Students in paralegal studies associate degree programs spend a great deal of time developing their ability to comb through statistics, legal databases and other types of documentation. They also learn procedural rules for civil and criminal litigation as well as the formatting and citation styles needed to produce legal documents. Additional coursework covers legal specialties ranging from contracts and tort law to wills, trusts and estates. Common courses are listed below:
- Legal research and writing
- Computer applications
- Civil litigation
- Criminal law
Employment Outlook and Salary Info
According to the U.S. Bureau of Labor Statistics (BLS), legal secretaries earned a median salary of $43,200 as of May 2015. A 4% decline in employment opportunities was projected for legal secretaries through the 2014-2024 decade, due to the fact that many of their job duties are beginning to be performed by legal assistants and paralegals. Legal assistants and paralegals could experience an 8% job growth over the same ten-year period. Individuals with specialized training and extensive experience are likely to see the best employment prospects, according to the BLS. As of May 2015, paralegals and legal assistants earned a median salary of $48,810.
Continuing Education and Certification Information
Graduates of legal secretary and paralegal studies associate degree programs might consider transferring course credits or matriculating into a paralegal studies bachelor's degree program. These degrees require an additional two years of study and can allow students to choose electives in an area of interest or specialize in litigation or personal law.

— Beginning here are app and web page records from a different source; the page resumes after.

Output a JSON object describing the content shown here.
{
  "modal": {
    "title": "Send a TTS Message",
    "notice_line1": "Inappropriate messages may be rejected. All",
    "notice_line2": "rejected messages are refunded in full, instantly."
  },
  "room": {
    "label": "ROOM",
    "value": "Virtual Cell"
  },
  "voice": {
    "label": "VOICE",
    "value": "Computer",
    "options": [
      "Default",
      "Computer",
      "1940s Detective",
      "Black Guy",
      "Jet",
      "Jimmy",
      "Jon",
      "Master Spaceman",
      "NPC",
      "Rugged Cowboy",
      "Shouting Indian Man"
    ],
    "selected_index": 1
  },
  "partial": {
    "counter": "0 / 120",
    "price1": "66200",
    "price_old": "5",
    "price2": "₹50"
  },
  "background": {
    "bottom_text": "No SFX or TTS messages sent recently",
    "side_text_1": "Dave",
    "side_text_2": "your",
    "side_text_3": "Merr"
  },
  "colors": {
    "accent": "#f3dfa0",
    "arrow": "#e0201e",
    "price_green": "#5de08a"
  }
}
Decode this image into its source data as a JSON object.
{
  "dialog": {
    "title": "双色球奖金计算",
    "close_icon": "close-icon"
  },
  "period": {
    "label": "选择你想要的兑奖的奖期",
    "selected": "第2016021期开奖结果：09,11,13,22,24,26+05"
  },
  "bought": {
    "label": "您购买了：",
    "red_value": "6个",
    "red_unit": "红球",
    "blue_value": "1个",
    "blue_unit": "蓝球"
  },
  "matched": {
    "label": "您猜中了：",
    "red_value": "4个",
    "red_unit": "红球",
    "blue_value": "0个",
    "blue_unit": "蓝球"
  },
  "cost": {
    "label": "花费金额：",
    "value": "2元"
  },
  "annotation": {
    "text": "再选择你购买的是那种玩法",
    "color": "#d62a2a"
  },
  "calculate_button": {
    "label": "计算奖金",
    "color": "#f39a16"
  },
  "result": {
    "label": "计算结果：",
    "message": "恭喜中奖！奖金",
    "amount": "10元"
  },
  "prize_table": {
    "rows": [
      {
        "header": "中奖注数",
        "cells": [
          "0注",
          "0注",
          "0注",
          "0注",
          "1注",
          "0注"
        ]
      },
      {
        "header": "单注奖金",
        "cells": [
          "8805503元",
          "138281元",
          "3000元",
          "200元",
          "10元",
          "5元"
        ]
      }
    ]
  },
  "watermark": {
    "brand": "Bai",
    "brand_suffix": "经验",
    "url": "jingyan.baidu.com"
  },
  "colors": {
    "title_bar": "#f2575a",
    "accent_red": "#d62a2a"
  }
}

Individuals who would like to enhance their employment opportunities can pursue professional certifications from several organizations such as Legal Secretaries International, Inc. and the National Association of Legal Secretaries (NALS). NALS offers an entry-level Accredited Legal Professional designation to applicants who've completed a year of relevant office experience or an approved course. The Professional Paralegal credential is also available to graduates of paralegal degree programs that feature sufficient law coursework or accreditation from the American Bar Association. Both credentials require passing scores on a written exam.
Students interested in careers as paralegals or legal secretaries can gain the required knowledge in approximately two years in an associate degree program. While both careers support work in the legal field, they each have different objectives and duties.